Further impetus could be provided by a 15 percent stake which was held by US investment bank Lehman Brothers when it collapsed in 2008. A flotation would allow the bank's administrators to raise up to $1.5 billion for creditors.
Kimberley MacLeod, a spokeswoman for Lehman Brothers Holdings in New York, declined to comment.
Formula One is something of a paradox as a business.
Its 20 races are watched by more than 500 million television viewers, but details of its finances are harder to access.
Formula One chief Bernie Ecclestone made a presentation to bank analysts last week at London's plush Savoy Hotel and further financial details are expected to be published in coming weeks as part of efforts to woo investors.
Revenue for the current season will reach $2 billion for the first time, according to a report by industry monitor Formula Money.
Fees paid by tracks around the world to host races that bring glamour and exposure to cities are the largest part of that income at an estimated $700 million, exceeding TV income.
Based in London and run by the 81-year-old Ecclestone, Formula One has only around 250-300 staff.
It does not own its own circuits and it costs teams such as Red Bull, Ferrari and McLaren upwards of $100 million per season to compete in its races around the globe.
What Formula One Group does have are commercial rights to the sport for the next 98 years and a brand that Briton Ecclestone has built up over the last four decades.
Potential investors are also likely to press the company on a succession plan for Ecclestone, who has made his fortune from the business and retains a stake of over 5 percent.
The planned listing in Singapore is an attempt to tap into Asian appetite for prestige brands and growing enthusiasm for Formula One racing in the region.
English soccer champions Manchester United also looked at listing in Singapore before putting the plan on hold because of volatile markets last year.
"I think it is fair to say that people are quite excited about this IPO because I think the numbers are quite good," said an investment banker based in Singapore who is not involved with the deal.
"Of course it has to compete with Manchester United, but MU has withered down and this appears to be moving full steam ahead," he added. "If you look at the business model, it is a very exclusive concession that they have."
CVC floated luggage company Samsonite in Hong Kong last year, in a deal in which it again worked with Goldman Sachs. Italian fashion house Prada also listed in Hong Kong.
Simon Chadwick, professor of sports business strategy and marketing at England's Coventry University, said changes in the ownership structure could accelerate the commercial development of the sport.
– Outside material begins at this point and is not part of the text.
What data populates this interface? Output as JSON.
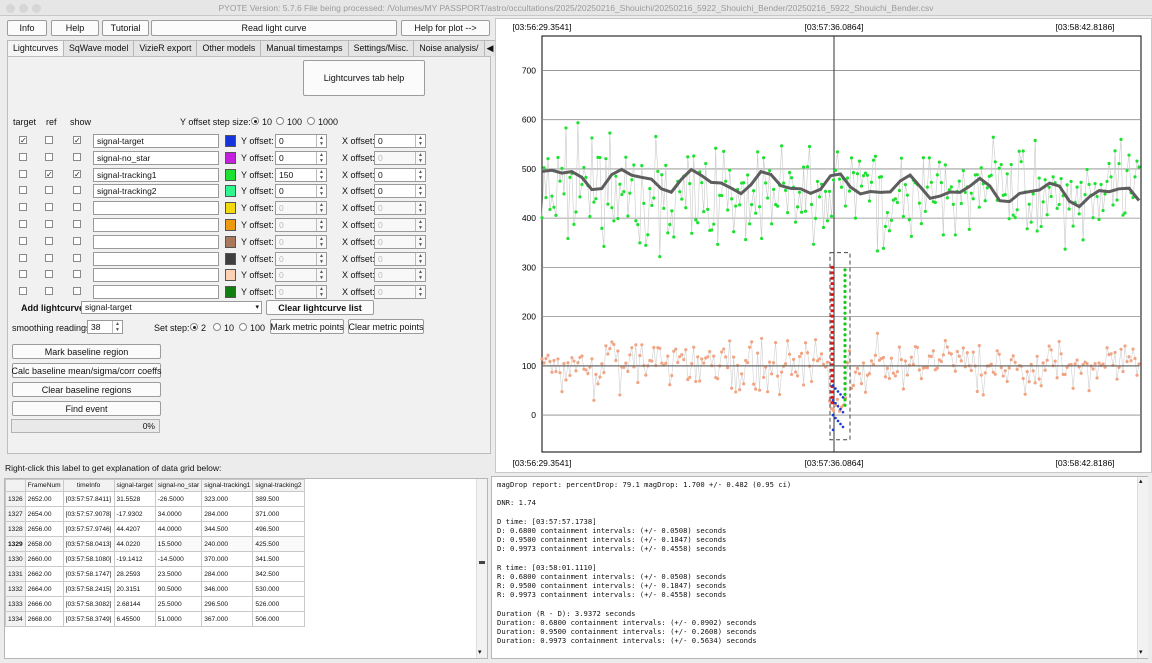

"They will look at this fabulous brand and product and say what more can we do with it?" Chadwick said, noting how European soccer clubs had built on their brands in Asia.
"From a commercial point of view, it will reinvigorate the sport," he added.